The people of the north trudged on through the bitterness. Record amounts of natural gas were used Jan. 6, and though I don’t suppose there is any way for us to measure the exact amount of wood burned regionally, I’d like to thank several hundred trees for saving us all.
Thursday, Jan. 9 things finally started to turn around, and astronomers had us on our toes with reports of a sun flare reaching the Earth’s atmosphere to light up the aurora borealis. I had my fingers crossed, but the clouds just wouldn’t clear off that night. Bummer.
Now though, it has warmed up and we’re basking in the seemingly tropic glow of snow and sunshine. Folks came out in droves last weekend for some time outside. I think cabin fever was really starting to get the best of everyone. I was fishing a lake that doesn’t typically see more than a couple groups of fishermen in a weekend, and I counted seven total on a very sunny Sunday afternoon. Fishing was really rather slow though, I’m sorry to report.
Warm weather gave trail blazers a chance to get out and sled.
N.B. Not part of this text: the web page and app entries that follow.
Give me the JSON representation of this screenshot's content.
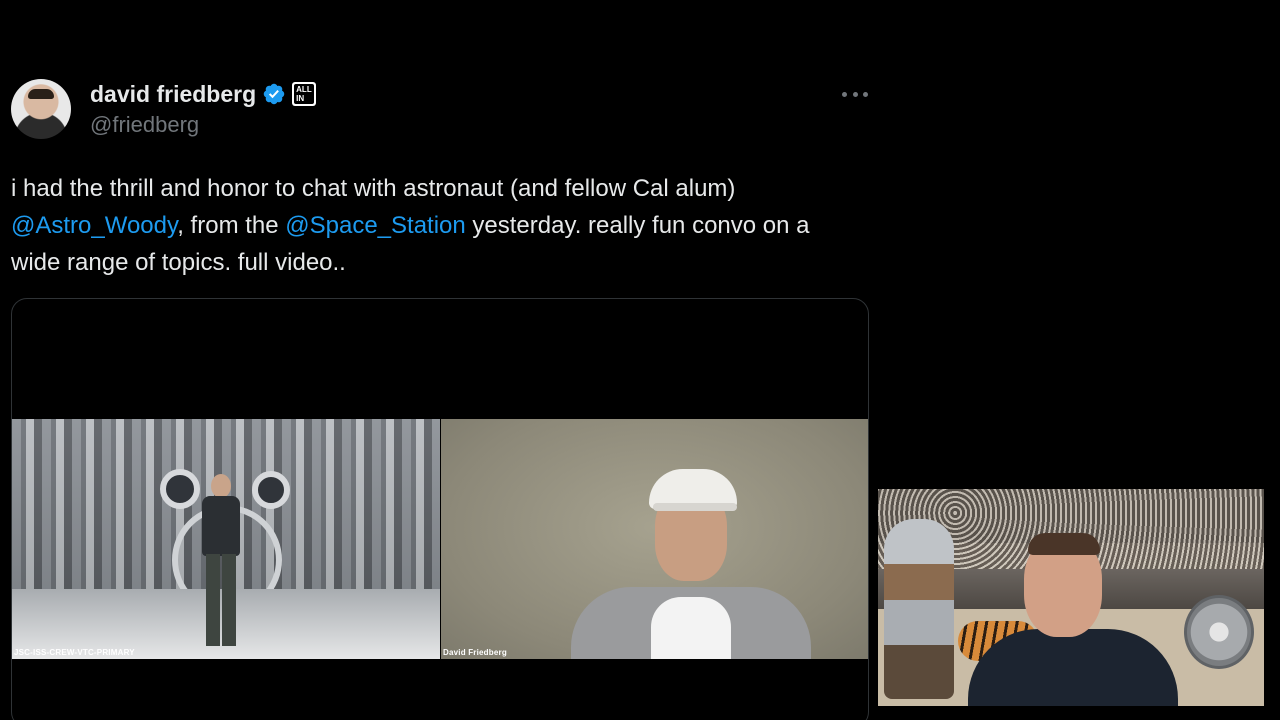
{
  "tweet": {
    "author": {
      "display_name": "david friedberg",
      "handle": "@friedberg",
      "verified": true,
      "affiliation_badge": "ALL IN",
      "avatar_icon": "avatar-photo"
    },
    "more_icon": "more-horizontal-icon",
    "text_segments": {
      "line1": "i had the thrill and honor to chat with astronaut (and fellow Cal alum)",
      "mention1": "@Astro_Woody",
      "mid": ", from the ",
      "mention2": "@Space_Station",
      "line2_tail": " yesterday. really fun convo on a",
      "line3": "wide range of topics. full video.."
    }
  },
  "media": {
    "left_pane_label": "JSC-ISS-CREW-VTC-PRIMARY",
    "right_pane_label": "David Friedberg"
  },
  "colors": {
    "background": "#000000",
    "text": "#e7e9ea",
    "secondary_text": "#71767b",
    "link": "#1d9bf0",
    "verified_badge": "#1d9bf0"
  }
}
While fishing I listened to the nearly constant buzzing sound of snowmobiles shredding woodland trails all around me. As I passed resorts and pubs on forest roads and highways, I saw a large number of sleds parked outside those establishments as well as at gas stations.
The Northwoods came back to life.
I thought it was worth a look back over the last 10 days or so, at just how much the weather affects life in this part of the country. Temperature, precipitation, pressure systems, even solar flares - it all fluctuates, often from week to week, and living here sort of gets you into an ebb and flow after a while.
Winter surrounds us and penetrates us for the next couple months, and we all find ways to deal with it the best we can. Personally, I am really looking forward to all the fishing events coming up throughout the next couple months, but for some people it’s snowmobile trips, and for others it’s silent sports like cross country skiing or snowshoeing. In fact, I’d like to do more of all of that, so get in touch if you’re going out.
See you out there,
A woodsman in training.